Mazut-100 is a fuel oil that is manufactured to GOST specifications, for example GOST 10585-75 (not active), GOST 10585-99 Oil fuel. Mazut. Specifications (active, last modified 07.01.2010) . (GOST is the Russian system of standards, much like ASTM, or ANSI, for example). Mazut is almost exclusively manufactured in the Russian Federation, Kazakhstan, Azerbaijan, and Turkmenistan. This product is typically used for larger boilers in producing steam since the BTU content is high. The most important consideration (not the only consideration) when grading this fuel is the sulfur content, which can mostly be affected by the source feedstock. For shipment purposes, this product is considered a ”dirty oil” product, and because viscosity drastically affect whether it is able to be pumped, shipping has unique requirements. Mazut is much like Number 6 Oil, and is part of the products left over after gasoline and lighter components are evaporated from the crude oil.
Different types of Mazut-100
The main difference between the different types of Mazut-100 is the content of sulphur. The grades are represented by these sulfuric levels:
- ”Very Low Sulphur” is mazut with a sulphur content of 0.5%
- ”Low Sulphur” is a mazut with a sulphur content of 0.5-1.0%
- ”Normal Sulphur” is a mazut with a sulphur content of 1.0-2.0%
- ”High Sulphur” is a mazut with a sulphur content of 2.0-3.5%
Very Low Sulfur mazut is generally made from the lowest sulfur crude feedstocks. It has a very limited volume to be exported because:
- The number of producers in Russia is limited. Refineries which produce this are generally owned by the largest domestic oil companies, such as Lukoil and Rosneft, etc.
- In Russia and the CIS a minimum of 50% from the total produced volume is sold only to domestic consumers in Russia and the CIS.
- Most of the remainder amount is reserved by state quotas for state controlled companies abroad.
- The remaining volume available for export is sold according to state quotas, via state auctions, accessible only to Russian domestic companies.
Low to high sulfur mazut is available from Russia and other CIS countries (Kazakhstan, Azerbaijan, Turkmenistan). The technical specifications are represented in the same way, according to the Russian GOST standard 10585-99. The Russian origin mazut demands higher prices.
Future of Mazut
However, the media in the extreme oil-rich province Tatarstan called the 3rd July 2016 as "the main event in 2016 (for now!)". On this day the refinery from TANECO, a Tatneft subsidiary, launched the operation of the delayed coking unit (DCU), which will allow to increase oil refining efficiency from 73 to 95%.
The launch of the unit will allow TANECO to move away from the production of black oil products and to reach the 'zero' of mazut.

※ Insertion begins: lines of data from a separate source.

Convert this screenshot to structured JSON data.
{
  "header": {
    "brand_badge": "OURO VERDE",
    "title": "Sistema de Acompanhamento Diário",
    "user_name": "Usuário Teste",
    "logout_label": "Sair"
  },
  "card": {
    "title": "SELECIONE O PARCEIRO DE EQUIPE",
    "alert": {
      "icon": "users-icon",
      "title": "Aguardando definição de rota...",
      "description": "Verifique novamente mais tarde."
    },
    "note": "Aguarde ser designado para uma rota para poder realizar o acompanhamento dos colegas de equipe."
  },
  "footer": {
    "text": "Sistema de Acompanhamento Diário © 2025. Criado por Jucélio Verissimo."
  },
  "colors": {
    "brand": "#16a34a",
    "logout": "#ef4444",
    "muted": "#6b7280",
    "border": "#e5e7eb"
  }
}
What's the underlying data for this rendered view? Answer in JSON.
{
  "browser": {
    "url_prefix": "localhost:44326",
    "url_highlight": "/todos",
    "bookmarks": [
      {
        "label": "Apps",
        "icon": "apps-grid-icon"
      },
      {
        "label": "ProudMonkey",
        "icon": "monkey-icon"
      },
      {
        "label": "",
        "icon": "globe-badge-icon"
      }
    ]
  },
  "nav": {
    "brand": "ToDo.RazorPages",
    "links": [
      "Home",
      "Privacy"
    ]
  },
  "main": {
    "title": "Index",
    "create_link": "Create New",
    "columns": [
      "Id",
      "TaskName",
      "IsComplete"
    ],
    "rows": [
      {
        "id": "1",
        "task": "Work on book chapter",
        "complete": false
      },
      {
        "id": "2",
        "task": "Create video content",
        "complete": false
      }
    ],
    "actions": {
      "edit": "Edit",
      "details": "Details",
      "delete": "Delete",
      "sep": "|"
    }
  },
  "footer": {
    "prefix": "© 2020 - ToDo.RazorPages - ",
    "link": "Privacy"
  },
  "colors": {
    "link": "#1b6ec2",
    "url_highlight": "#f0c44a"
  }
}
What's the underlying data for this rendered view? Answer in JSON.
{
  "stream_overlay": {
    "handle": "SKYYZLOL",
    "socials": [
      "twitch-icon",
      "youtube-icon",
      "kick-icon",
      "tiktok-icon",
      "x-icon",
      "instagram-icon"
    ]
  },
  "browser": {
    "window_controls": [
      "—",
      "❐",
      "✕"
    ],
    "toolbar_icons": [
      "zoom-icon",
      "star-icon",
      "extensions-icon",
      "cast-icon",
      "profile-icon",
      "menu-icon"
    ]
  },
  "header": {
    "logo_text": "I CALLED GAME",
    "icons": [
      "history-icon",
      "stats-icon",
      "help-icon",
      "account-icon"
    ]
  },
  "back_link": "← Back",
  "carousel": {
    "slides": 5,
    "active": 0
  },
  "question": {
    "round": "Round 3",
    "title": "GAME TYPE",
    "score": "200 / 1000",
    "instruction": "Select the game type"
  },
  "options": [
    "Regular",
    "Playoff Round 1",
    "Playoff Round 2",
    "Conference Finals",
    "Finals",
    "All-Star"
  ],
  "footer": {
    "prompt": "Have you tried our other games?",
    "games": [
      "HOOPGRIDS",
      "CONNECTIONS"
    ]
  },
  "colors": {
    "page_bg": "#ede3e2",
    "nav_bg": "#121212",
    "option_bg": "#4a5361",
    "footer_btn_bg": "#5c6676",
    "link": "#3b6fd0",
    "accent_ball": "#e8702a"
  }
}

Though for that it is necessary to put into operation the naphtha hydrotreating unit (1.1 million tonnes per year) and hydrotreating of heavy gas oil coking unit (850 thousand tonnes). But the main priority node in the chain — the DCU — has already started its work.
This means a completely different economy of the project TANECO. The previously existing mazut production in large quantities (we are talking about the output of 2 million tonnes per year) was a heavy stone for the economic efficiency of oil refining.
Low-processed oil in Russia is particularly useless: annually it is produced at the amount of more than 70 million tonnes. About half of this amount is produced in the Volga Region. The transportation at long distances of oil produced by TANECO is unprofitable, not to mention the purely logistical problems. Nail Maganov speaking for TANECO said "goodbye" to mazut.
This shows that even large producers in Russia are not interested to waste oil as the oil price is very low and Russia needs every Cent per Barrel of Crude Oil, an export of the crude oil is more profitable with today's oil tankers or even upgrading in refineries and export of finished oil products will bring much higher profits. So mazut will probably disappear slowly in the coming years.